Talk to a qualified estate planning attorney to see how these IRA options may fit into your strategy.

Reference: Physician’s Money Digest (August 27, 2015) “Self-Employed Can Still Cut 2014 Taxes with a Retirement Plan”

Hear From Our Clients
tes-prev
tes-next

I heard Cindy’s presentation at a Senior Luncheon at my church, and was very impressed. She helped my daughter and me understand many aspects of elder law. Josh has also been very helpful in my planning to enter an independent living situation . I have told many friends about them.

- Charlotte

The very best elder law attorney and staff anyone could ever ask for! I have referred a number of clients to Cindy and she never disappoints. She is kind, caring, and extremely thorough in making sure everything is completed as it should be. I highly recommend Cindy for anyone needing lawyer services; she truly goes above and beyond for every client she helps and has had a huge impact in so many peoples’ lives. Thank you, Cindy and staff, for everything that you do- I’m so glad to know you!

- Kerri

Cindy and the Nelson Elder Care Law team are trustworthy and helpful. They are the experts in elder care law. At Leaf Cremation, we entrust our families to the care of the Nelson team when their services are needed.

- Pierce

Josh Nelson, and his staff, have been amazingly helpful to our family. The ins and outs of nursing homes, the rules and regulations that govern Medicare and Medicaid are daunting and the folks at Nelson Elder Care Law have been informative, responsive, and above all, empathetic. I cannot emphasize enough how their service has taken a weight off of our shoulders especially during a world pandemic that has targeted nursing homes across our country. I highly recommend retaining Josh and his firm!

- Marcia

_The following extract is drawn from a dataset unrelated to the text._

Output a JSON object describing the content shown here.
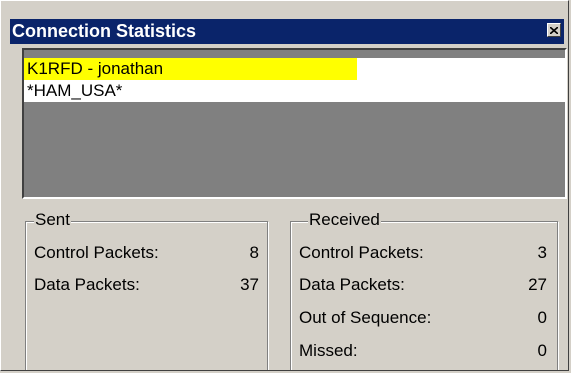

I had a simple legal question to them that I needed answered and they very helpful in giving me the information I needed. I highly recommend them and will reach out to them if I need more advice or assistance. Thank you for taking your time to just answer a couple of questions I had!

- Ben